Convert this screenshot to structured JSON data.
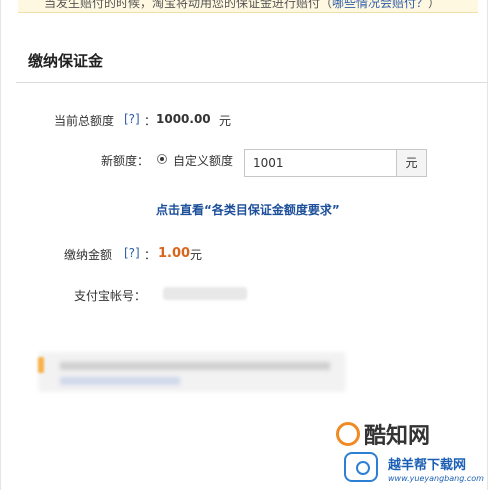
{
  "notice": {
    "text": "当发生赔付的时候，淘宝将动用您的保证金进行赔付（",
    "link": "哪些情况会赔付？",
    "close": "）"
  },
  "section": {
    "title": "缴纳保证金"
  },
  "form": {
    "total_quota": {
      "label": "当前总额度",
      "help": "[?]",
      "colon": "：",
      "value": "1000.00",
      "unit": "元"
    },
    "new_quota": {
      "label": "新额度：",
      "option_label": "自定义额度",
      "selected": true,
      "input_value": "1001",
      "unit": "元"
    },
    "requirements_link": "点击直看“各类目保证金额度要求”",
    "pay_amount": {
      "label": "缴纳金额",
      "help": "[?]",
      "colon": "：",
      "value": "1.00",
      "unit": "元"
    },
    "alipay_account": {
      "label": "支付宝帐号："
    }
  },
  "watermark": {
    "main": "酷知网",
    "sub": "越羊帮下载网",
    "url": "www.yueyangbang.com"
  },
  "colors": {
    "link": "#2f5ea8",
    "accent_orange": "#d9641c",
    "divider": "#dcdcdc"
  }
}
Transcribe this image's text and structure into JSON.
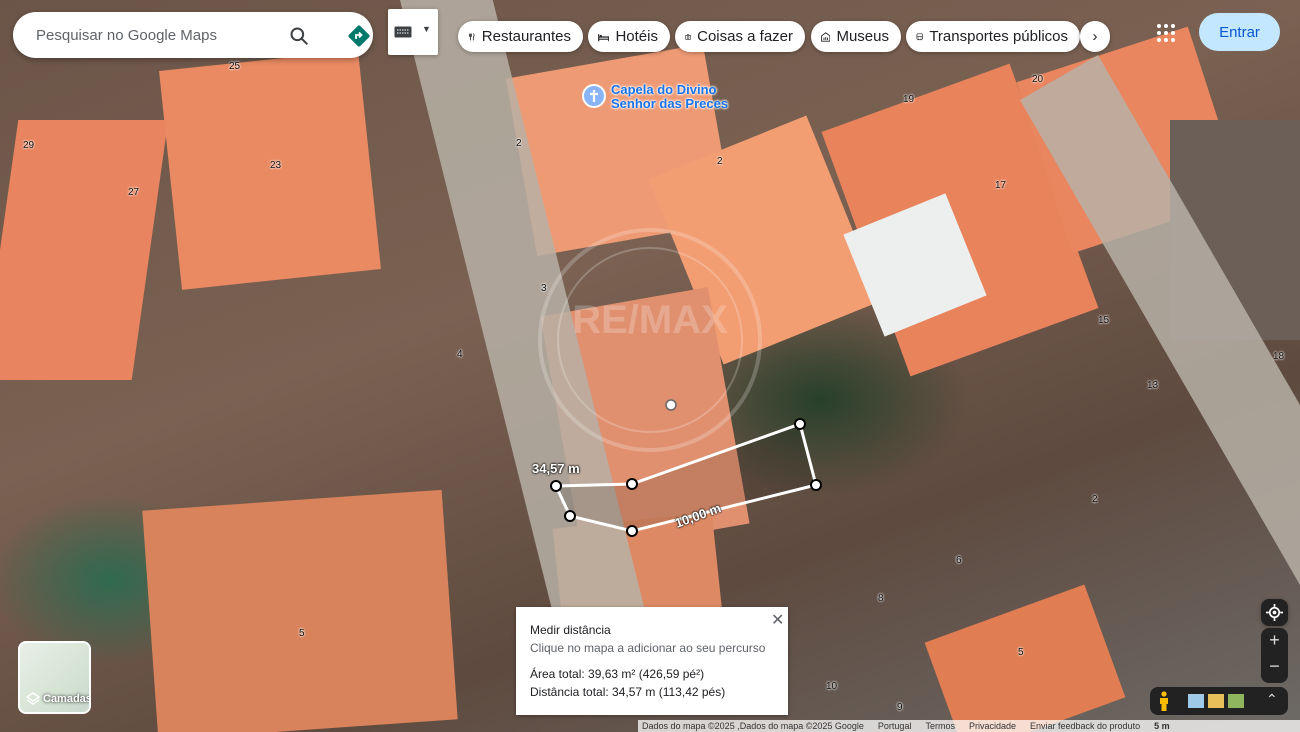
{
  "search": {
    "placeholder": "Pesquisar no Google Maps"
  },
  "chips": [
    {
      "label": "Restaurantes",
      "icon": "restaurant-icon"
    },
    {
      "label": "Hotéis",
      "icon": "bed-icon"
    },
    {
      "label": "Coisas a fazer",
      "icon": "camera-icon"
    },
    {
      "label": "Museus",
      "icon": "museum-icon"
    },
    {
      "label": "Transportes públicos",
      "icon": "transit-icon"
    }
  ],
  "signin_label": "Entrar",
  "poi": {
    "name": "Capela do Divino Senhor das Preces",
    "icon": "cross-icon"
  },
  "house_numbers": [
    "25",
    "29",
    "23",
    "27",
    "2",
    "2",
    "19",
    "20",
    "17",
    "3",
    "4",
    "15",
    "18",
    "13",
    "2",
    "6",
    "8",
    "5",
    "5",
    "10",
    "9"
  ],
  "watermark": "RE/MAX",
  "measure": {
    "segment_label_1": "34,57 m",
    "segment_label_2": "10,00 m"
  },
  "panel": {
    "title": "Medir distância",
    "subtitle": "Clique no mapa a adicionar ao seu percurso",
    "area": "Área total: 39,63 m² (426,59 pé²)",
    "distance": "Distância total: 34,57 m (113,42 pés)",
    "close_icon": "close-icon"
  },
  "layers_label": "Camadas",
  "zoom": {
    "in": "+",
    "out": "−"
  },
  "footer": {
    "attribution": "Dados do mapa ©2025 ,Dados do mapa ©2025 Google",
    "region": "Portugal",
    "terms": "Termos",
    "privacy": "Privacidade",
    "feedback": "Enviar feedback do produto",
    "scale": "5 m"
  },
  "colors": {
    "accent": "#0b57d0",
    "signin_bg": "#c2e7ff",
    "directions": "#00796b",
    "poi": "#1a73e8"
  }
}
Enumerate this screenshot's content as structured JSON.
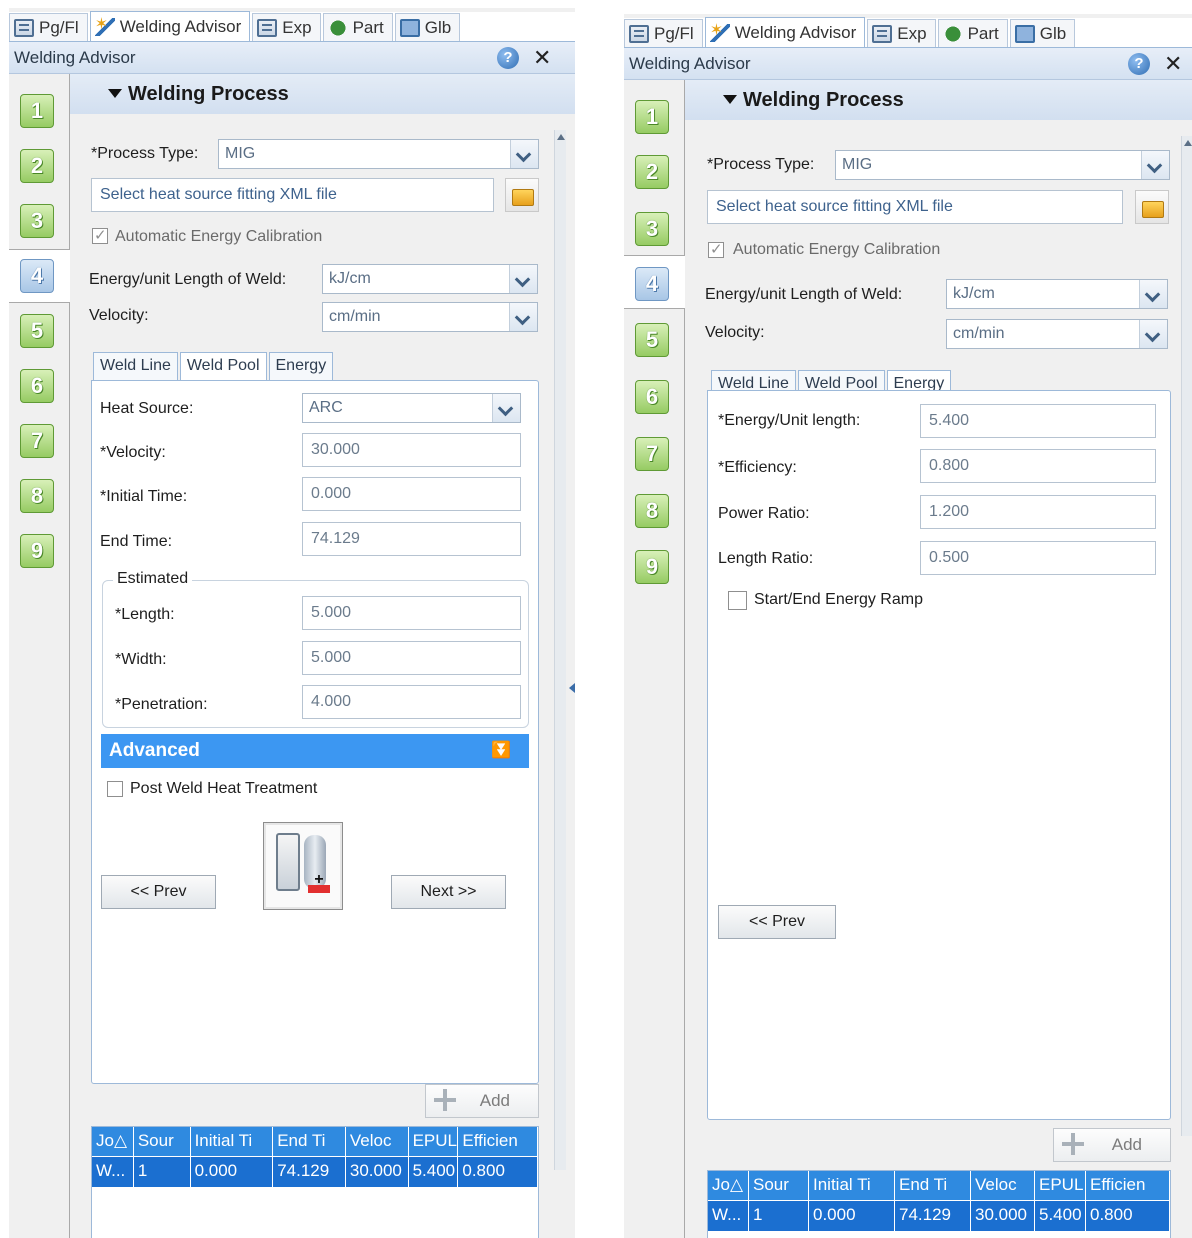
{
  "left_panel": {
    "tabs": [
      {
        "label": "Pg/Fl",
        "icon": "tree-icon"
      },
      {
        "label": "Welding Advisor",
        "icon": "wand-icon"
      },
      {
        "label": "Exp",
        "icon": "tree-icon"
      },
      {
        "label": "Part",
        "icon": "puzzle-icon"
      },
      {
        "label": "Glb",
        "icon": "global-icon"
      }
    ],
    "header_title": "Welding Advisor",
    "header_help": "?",
    "header_close": "✕",
    "steps": [
      "1",
      "2",
      "3",
      "4",
      "5",
      "6",
      "7",
      "8",
      "9"
    ],
    "selected_step": "4",
    "section_title": "Welding Process",
    "process_type_label": "*Process Type:",
    "process_type_value": "MIG",
    "heat_source_placeholder": "Select heat source fitting XML file",
    "auto_calibration_label": "Automatic Energy Calibration",
    "energy_label": "Energy/unit Length of Weld:",
    "energy_unit": "kJ/cm",
    "velocity_label": "Velocity:",
    "velocity_unit": "cm/min",
    "inner_tabs": [
      "Weld Line",
      "Weld Pool",
      "Energy"
    ],
    "active_inner_tab": "Weld Pool",
    "weld_pool": {
      "heat_source_label": "Heat Source:",
      "heat_source_value": "ARC",
      "velocity_label": "*Velocity:",
      "velocity_value": "30.000",
      "initial_time_label": "*Initial Time:",
      "initial_time_value": "0.000",
      "end_time_label": "End Time:",
      "end_time_value": "74.129",
      "estimated_label": "Estimated",
      "length_label": "*Length:",
      "length_value": "5.000",
      "width_label": "*Width:",
      "width_value": "5.000",
      "penetration_label": "*Penetration:",
      "penetration_value": "4.000"
    },
    "advanced_label": "Advanced",
    "advanced_chevron": "⏬",
    "post_weld_label": "Post Weld Heat Treatment",
    "prev_label": "<< Prev",
    "next_label": "Next >>",
    "add_label": "Add"
  },
  "right_panel": {
    "tabs": [
      {
        "label": "Pg/Fl",
        "icon": "tree-icon"
      },
      {
        "label": "Welding Advisor",
        "icon": "wand-icon"
      },
      {
        "label": "Exp",
        "icon": "tree-icon"
      },
      {
        "label": "Part",
        "icon": "puzzle-icon"
      },
      {
        "label": "Glb",
        "icon": "global-icon"
      }
    ],
    "header_title": "Welding Advisor",
    "header_help": "?",
    "header_close": "✕",
    "steps": [
      "1",
      "2",
      "3",
      "4",
      "5",
      "6",
      "7",
      "8",
      "9"
    ],
    "selected_step": "4",
    "section_title": "Welding Process",
    "process_type_label": "*Process Type:",
    "process_type_value": "MIG",
    "heat_source_placeholder": "Select heat source fitting XML file",
    "auto_calibration_label": "Automatic Energy Calibration",
    "energy_label": "Energy/unit Length of Weld:",
    "energy_unit": "kJ/cm",
    "velocity_label": "Velocity:",
    "velocity_unit": "cm/min",
    "inner_tabs": [
      "Weld Line",
      "Weld Pool",
      "Energy"
    ],
    "active_inner_tab": "Energy",
    "energy": {
      "energy_per_length_label": "*Energy/Unit length:",
      "energy_per_length_value": "5.400",
      "efficiency_label": "*Efficiency:",
      "efficiency_value": "0.800",
      "power_ratio_label": "Power Ratio:",
      "power_ratio_value": "1.200",
      "length_ratio_label": "Length Ratio:",
      "length_ratio_value": "0.500",
      "ramp_label": "Start/End Energy Ramp"
    },
    "prev_label": "<< Prev",
    "add_label": "Add"
  },
  "grid": {
    "columns": [
      "Jo△",
      "Sour",
      "Initial Ti",
      "End Ti",
      "Veloc",
      "EPUL",
      "Efficien"
    ],
    "row": [
      "W...",
      "1",
      "0.000",
      "74.129",
      "30.000",
      "5.400",
      "0.800"
    ]
  },
  "colors": {
    "selection_blue": "#1b6fd0",
    "header_blue": "#2f8ae0",
    "advanced_bar": "#3c97f2",
    "step_green": "#96cb63"
  }
}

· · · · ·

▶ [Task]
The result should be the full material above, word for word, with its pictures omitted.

▶ [Answer to the exercise]
Convert this screenshot to structured JSON data.
{
  "notice": {
    "text": "当发生赔付的时候，淘宝将动用您的保证金进行赔付（",
    "link": "哪些情况会赔付？",
    "close": "）"
  },
  "section": {
    "title": "缴纳保证金"
  },
  "form": {
    "total_quota": {
      "label": "当前总额度",
      "help": "[?]",
      "colon": "：",
      "value": "1000.00",
      "unit": "元"
    },
    "new_quota": {
      "label": "新额度：",
      "option_label": "自定义额度",
      "selected": true,
      "input_value": "1001",
      "unit": "元"
    },
    "requirements_link": "点击直看“各类目保证金额度要求”",
    "pay_amount": {
      "label": "缴纳金额",
      "help": "[?]",
      "colon": "：",
      "value": "1.00",
      "unit": "元"
    },
    "alipay_account": {
      "label": "支付宝帐号："
    }
  },
  "watermark": {
    "main": "酷知网",
    "sub": "越羊帮下载网",
    "url": "www.yueyangbang.com"
  },
  "colors": {
    "link": "#2f5ea8",
    "accent_orange": "#d9641c",
    "divider": "#dcdcdc"
  }
}
Transcribe this image's text and structure into JSON.
{
  "search": {
    "placeholder": "Pesquisar no Google Maps"
  },
  "chips": [
    {
      "label": "Restaurantes",
      "icon": "restaurant-icon"
    },
    {
      "label": "Hotéis",
      "icon": "bed-icon"
    },
    {
      "label": "Coisas a fazer",
      "icon": "camera-icon"
    },
    {
      "label": "Museus",
      "icon": "museum-icon"
    },
    {
      "label": "Transportes públicos",
      "icon": "transit-icon"
    }
  ],
  "signin_label": "Entrar",
  "poi": {
    "name": "Capela do Divino Senhor das Preces",
    "icon": "cross-icon"
  },
  "house_numbers": [
    "25",
    "29",
    "23",
    "27",
    "2",
    "2",
    "19",
    "20",
    "17",
    "3",
    "4",
    "15",
    "18",
    "13",
    "2",
    "6",
    "8",
    "5",
    "5",
    "10",
    "9"
  ],
  "watermark": "RE/MAX",
  "measure": {
    "segment_label_1": "34,57 m",
    "segment_label_2": "10,00 m"
  },
  "panel": {
    "title": "Medir distância",
    "subtitle": "Clique no mapa a adicionar ao seu percurso",
    "area": "Área total: 39,63 m² (426,59 pé²)",
    "distance": "Distância total: 34,57 m (113,42 pés)",
    "close_icon": "close-icon"
  },
  "layers_label": "Camadas",
  "zoom": {
    "in": "+",
    "out": "−"
  },
  "footer": {
    "attribution": "Dados do mapa ©2025 ,Dados do mapa ©2025 Google",
    "region": "Portugal",
    "terms": "Termos",
    "privacy": "Privacidade",
    "feedback": "Enviar feedback do produto",
    "scale": "5 m"
  },
  "colors": {
    "accent": "#0b57d0",
    "signin_bg": "#c2e7ff",
    "directions": "#00796b",
    "poi": "#1a73e8"
  }
}
Enumerate this screenshot's content as structured JSON.
{
  "left_panel": {
    "tabs": [
      {
        "label": "Pg/Fl",
        "icon": "tree-icon"
      },
      {
        "label": "Welding Advisor",
        "icon": "wand-icon"
      },
      {
        "label": "Exp",
        "icon": "tree-icon"
      },
      {
        "label": "Part",
        "icon": "puzzle-icon"
      },
      {
        "label": "Glb",
        "icon": "global-icon"
      }
    ],
    "header_title": "Welding Advisor",
    "header_help": "?",
    "header_close": "✕",
    "steps": [
      "1",
      "2",
      "3",
      "4",
      "5",
      "6",
      "7",
      "8",
      "9"
    ],
    "selected_step": "4",
    "section_title": "Welding Process",
    "process_type_label": "*Process Type:",
    "process_type_value": "MIG",
    "heat_source_placeholder": "Select heat source fitting XML file",
    "auto_calibration_label": "Automatic Energy Calibration",
    "energy_label": "Energy/unit Length of Weld:",
    "energy_unit": "kJ/cm",
    "velocity_label": "Velocity:",
    "velocity_unit": "cm/min",
    "inner_tabs": [
      "Weld Line",
      "Weld Pool",
      "Energy"
    ],
    "active_inner_tab": "Weld Pool",
    "weld_pool": {
      "heat_source_label": "Heat Source:",
      "heat_source_value": "ARC",
      "velocity_label": "*Velocity:",
      "velocity_value": "30.000",
      "initial_time_label": "*Initial Time:",
      "initial_time_value": "0.000",
      "end_time_label": "End Time:",
      "end_time_value": "74.129",
      "estimated_label": "Estimated",
      "length_label": "*Length:",
      "length_value": "5.000",
      "width_label": "*Width:",
      "width_value": "5.000",
      "penetration_label": "*Penetration:",
      "penetration_value": "4.000"
    },
    "advanced_label": "Advanced",
    "advanced_chevron": "⏬",
    "post_weld_label": "Post Weld Heat Treatment",
    "prev_label": "<< Prev",
    "next_label": "Next >>",
    "add_label": "Add"
  },
  "right_panel": {
    "tabs": [
      {
        "label": "Pg/Fl",
        "icon": "tree-icon"
      },
      {
        "label": "Welding Advisor",
        "icon": "wand-icon"
      },
      {
        "label": "Exp",
        "icon": "tree-icon"
      },
      {
        "label": "Part",
        "icon": "puzzle-icon"
      },
      {
        "label": "Glb",
        "icon": "global-icon"
      }
    ],
    "header_title": "Welding Advisor",
    "header_help": "?",
    "header_close": "✕",
    "steps": [
      "1",
      "2",
      "3",
      "4",
      "5",
      "6",
      "7",
      "8",
      "9"
    ],
    "selected_step": "4",
    "section_title": "Welding Process",
    "process_type_label": "*Process Type:",
    "process_type_value": "MIG",
    "heat_source_placeholder": "Select heat source fitting XML file",
    "auto_calibration_label": "Automatic Energy Calibration",
    "energy_label": "Energy/unit Length of Weld:",
    "energy_unit": "kJ/cm",
    "velocity_label": "Velocity:",
    "velocity_unit": "cm/min",
    "inner_tabs": [
      "Weld Line",
      "Weld Pool",
      "Energy"
    ],
    "active_inner_tab": "Energy",
    "energy": {
      "energy_per_length_label": "*Energy/Unit length:",
      "energy_per_length_value": "5.400",
      "efficiency_label": "*Efficiency:",
      "efficiency_value": "0.800",
      "power_ratio_label": "Power Ratio:",
      "power_ratio_value": "1.200",
      "length_ratio_label": "Length Ratio:",
      "length_ratio_value": "0.500",
      "ramp_label": "Start/End Energy Ramp"
    },
    "prev_label": "<< Prev",
    "add_label": "Add"
  },
  "grid": {
    "columns": [
      "Jo△",
      "Sour",
      "Initial Ti",
      "End Ti",
      "Veloc",
      "EPUL",
      "Efficien"
    ],
    "row": [
      "W...",
      "1",
      "0.000",
      "74.129",
      "30.000",
      "5.400",
      "0.800"
    ]
  },
  "colors": {
    "selection_blue": "#1b6fd0",
    "header_blue": "#2f8ae0",
    "advanced_bar": "#3c97f2",
    "step_green": "#96cb63"
  }
}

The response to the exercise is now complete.